Democrat Chellie Pingree has declared victory in Maine's First District congressional race. Pingree fended off challengers from both the political right and center to earn a sixth term in what has become a strong Democratic district.
As of late Tuesday night, Pingree had garnered about 58 percent of the vote – 8 points above the threshold needed to avoid a runoff under ranked-choice voting. In a speech to her supporters in Portland, Pingree said that she'll continue to fight for important issues such as maintaining the Affordable Care Act and protecting social security.
"But I already know these next two years, we're going to have a lot of work ahead of us in the House of Representatives," Pingree said.

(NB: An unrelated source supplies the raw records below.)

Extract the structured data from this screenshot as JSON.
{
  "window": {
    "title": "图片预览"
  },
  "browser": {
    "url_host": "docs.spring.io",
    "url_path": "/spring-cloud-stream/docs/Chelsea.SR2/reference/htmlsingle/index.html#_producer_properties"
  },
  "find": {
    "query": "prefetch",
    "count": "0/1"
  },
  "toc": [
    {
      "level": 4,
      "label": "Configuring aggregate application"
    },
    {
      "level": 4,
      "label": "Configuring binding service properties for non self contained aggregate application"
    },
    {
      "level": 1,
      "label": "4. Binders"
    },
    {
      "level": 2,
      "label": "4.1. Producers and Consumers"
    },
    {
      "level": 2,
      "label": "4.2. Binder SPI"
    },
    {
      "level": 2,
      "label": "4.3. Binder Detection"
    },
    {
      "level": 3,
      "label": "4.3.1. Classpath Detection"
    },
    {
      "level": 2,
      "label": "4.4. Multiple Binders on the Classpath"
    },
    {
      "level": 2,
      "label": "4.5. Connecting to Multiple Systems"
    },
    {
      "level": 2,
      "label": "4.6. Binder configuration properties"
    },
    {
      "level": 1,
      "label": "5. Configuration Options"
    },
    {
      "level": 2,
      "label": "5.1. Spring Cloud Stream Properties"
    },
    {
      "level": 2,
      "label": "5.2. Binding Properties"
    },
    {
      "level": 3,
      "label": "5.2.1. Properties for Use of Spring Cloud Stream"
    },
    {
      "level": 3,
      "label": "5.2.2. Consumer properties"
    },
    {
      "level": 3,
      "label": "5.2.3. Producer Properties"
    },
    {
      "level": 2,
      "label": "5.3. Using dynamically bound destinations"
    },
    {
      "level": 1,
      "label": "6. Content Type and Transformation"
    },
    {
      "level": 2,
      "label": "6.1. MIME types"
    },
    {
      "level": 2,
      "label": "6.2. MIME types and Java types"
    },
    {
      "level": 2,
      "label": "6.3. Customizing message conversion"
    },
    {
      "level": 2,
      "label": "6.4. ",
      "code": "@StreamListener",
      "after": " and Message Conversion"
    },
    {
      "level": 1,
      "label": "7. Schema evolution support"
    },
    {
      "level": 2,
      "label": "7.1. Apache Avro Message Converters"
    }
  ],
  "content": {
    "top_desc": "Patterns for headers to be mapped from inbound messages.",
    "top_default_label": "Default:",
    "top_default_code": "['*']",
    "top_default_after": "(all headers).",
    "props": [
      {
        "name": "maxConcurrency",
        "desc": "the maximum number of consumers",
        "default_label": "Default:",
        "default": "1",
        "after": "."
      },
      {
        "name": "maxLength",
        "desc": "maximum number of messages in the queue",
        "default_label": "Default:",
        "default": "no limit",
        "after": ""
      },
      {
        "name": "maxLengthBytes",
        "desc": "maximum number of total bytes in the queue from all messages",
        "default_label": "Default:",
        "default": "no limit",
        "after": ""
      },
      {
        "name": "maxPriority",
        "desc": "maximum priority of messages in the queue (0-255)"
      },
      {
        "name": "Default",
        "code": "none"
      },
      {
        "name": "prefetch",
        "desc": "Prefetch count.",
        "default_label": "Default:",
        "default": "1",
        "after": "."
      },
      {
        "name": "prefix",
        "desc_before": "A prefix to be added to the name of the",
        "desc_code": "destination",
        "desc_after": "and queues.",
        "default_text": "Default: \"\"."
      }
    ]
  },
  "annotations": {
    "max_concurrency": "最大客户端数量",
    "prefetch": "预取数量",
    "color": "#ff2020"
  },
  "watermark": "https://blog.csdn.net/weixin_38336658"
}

This election cycle, Pingree faced two opponents. Marty Grohman of Biddeford entered the race as a pro-business independent candidate after years as a Democratic lawmaker in Maine's House of Representatives. Grohman hoped that Maine's new ranked-choice voting law WOULD IMProve his chances in the race. Yet he conceded early on Tuesday night with less than 15 percent of the vote. Grohman told supporters that running as an independent was a challenge, but that he was proud to have preached cooperation in an era of bitter partisan politics.
"This concept that the only way for us to get a win is if the other side gets a loss," Grohman said. "I just don't believe that. And I never have."
Meanwhile, Republican Mark Holbrook of Brunswick ran a Trump-style campaign focused on, “draining the swamp,” immigration and national security. It was Holbrook's second run for the seat after losing by 16 points to Pingree two years ago.
Holbrook was behind by about 25 points as of late Tuesday night. But the candidate told reporters that he felt he could still win with ranked-choice voting, and he wouldn't concede the race until more votes were tallied.
"Oh, god no," Holbrook said. "Once you get into a fight, you stay until the end. We're still in this. Absolutely."
Overall, the campaign was relatively low-key with far less money spent on advertising than in Maine's second district. During the race, Pingree largely focused on policies such as healthcare and prescription drug prices.
In a speech to supporters declaring victory Tuesday night, Pingree continued with those themes, but she got the biggest cheers from the crowd by calling for government action on climate change.
"For fishing industries, for our coastal communities," Pingree said. "It could threaten our way of life. And time is running out."
Pingree will also have the advantage of a Democratic House majority for the first time in eight years, which she hopes can serve as a check on President Trump's agenda.
"I am going to fight against the hateful rhetoric that has become all too common in this country," Pingree said.